BEIJING (AFP) - China's censors have banned director Lou Ye from making films for five years after he showed his "Summer Palace" at the Cannes Film Festival without government approval, state press have said.

The State Administration of Radio, Film and Television banned the up and coming director for showing the film without getting the administration's approval for general release, Xinhua news agency reported Monday.

The movie was presented at Cannes in May and stood for the prestigious Palme d'Or prize.

The film is set around the 1989 Tiananmen democracy protests and follows the open and sexually free lives of Chinese students before the protests and how they deal with the bloody quelling of the demonstrations and its aftermath.

The ban essentially means that Lou, 40, will not be able to shoot movies in China for the next five years, film industry sources said earlier.

The ban began on September 1 and also included a five-year ban on the film's producer Nai An, Xinhua said.

Officials with the film administration were not immediately available for comment.

The 1989 democracy protests -- which saw hundreds of unarmed students and protesters killed in the streets of Beijing by the military -- remain a taboo subject in state-controlled media, including on the Internet.

Lou had given a copy of the film to censors for official approval before the Cannes showing, but officials said that due to the poor audio-visual quality of the copy submitted, they were unable to give the approval.

In an interview with AFP in Cannes, Lou defended the film, insisting it is first and foremost a love story and not a political tract, and said he decided to show it without Beijing's approval because he felt it "belongs to everyone".

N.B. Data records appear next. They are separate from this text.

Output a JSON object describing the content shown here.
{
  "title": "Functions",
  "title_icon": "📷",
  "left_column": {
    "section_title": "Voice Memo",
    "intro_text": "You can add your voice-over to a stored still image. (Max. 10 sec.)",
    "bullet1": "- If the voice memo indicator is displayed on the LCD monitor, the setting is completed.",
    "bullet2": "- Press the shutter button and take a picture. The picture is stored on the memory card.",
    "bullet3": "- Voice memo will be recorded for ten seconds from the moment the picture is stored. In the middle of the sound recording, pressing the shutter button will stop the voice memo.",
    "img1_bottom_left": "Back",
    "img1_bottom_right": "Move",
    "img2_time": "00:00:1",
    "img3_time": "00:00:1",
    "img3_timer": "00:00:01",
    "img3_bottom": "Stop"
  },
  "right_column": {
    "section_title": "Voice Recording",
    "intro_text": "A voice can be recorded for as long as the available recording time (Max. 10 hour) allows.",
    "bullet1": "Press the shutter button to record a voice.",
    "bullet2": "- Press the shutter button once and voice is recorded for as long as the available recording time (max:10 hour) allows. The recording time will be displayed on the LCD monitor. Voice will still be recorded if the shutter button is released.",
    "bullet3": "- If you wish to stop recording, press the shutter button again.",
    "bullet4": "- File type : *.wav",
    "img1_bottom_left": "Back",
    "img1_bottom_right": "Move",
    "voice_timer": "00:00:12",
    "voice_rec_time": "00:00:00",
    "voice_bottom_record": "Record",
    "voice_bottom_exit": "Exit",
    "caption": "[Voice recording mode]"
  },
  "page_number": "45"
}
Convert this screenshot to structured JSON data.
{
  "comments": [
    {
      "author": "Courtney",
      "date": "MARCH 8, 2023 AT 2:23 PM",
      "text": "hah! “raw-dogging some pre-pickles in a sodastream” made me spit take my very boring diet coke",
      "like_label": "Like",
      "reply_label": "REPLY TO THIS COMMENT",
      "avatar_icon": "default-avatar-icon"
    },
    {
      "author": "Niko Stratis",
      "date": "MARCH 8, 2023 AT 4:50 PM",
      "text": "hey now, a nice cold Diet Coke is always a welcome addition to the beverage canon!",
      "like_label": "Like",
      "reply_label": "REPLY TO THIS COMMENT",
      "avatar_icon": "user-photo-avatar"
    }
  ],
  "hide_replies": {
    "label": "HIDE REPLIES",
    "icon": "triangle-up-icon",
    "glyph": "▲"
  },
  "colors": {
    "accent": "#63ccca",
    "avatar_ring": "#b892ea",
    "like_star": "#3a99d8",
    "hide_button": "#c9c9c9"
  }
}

State censors insist on approving all domestic films to be screened at overseas film festivals.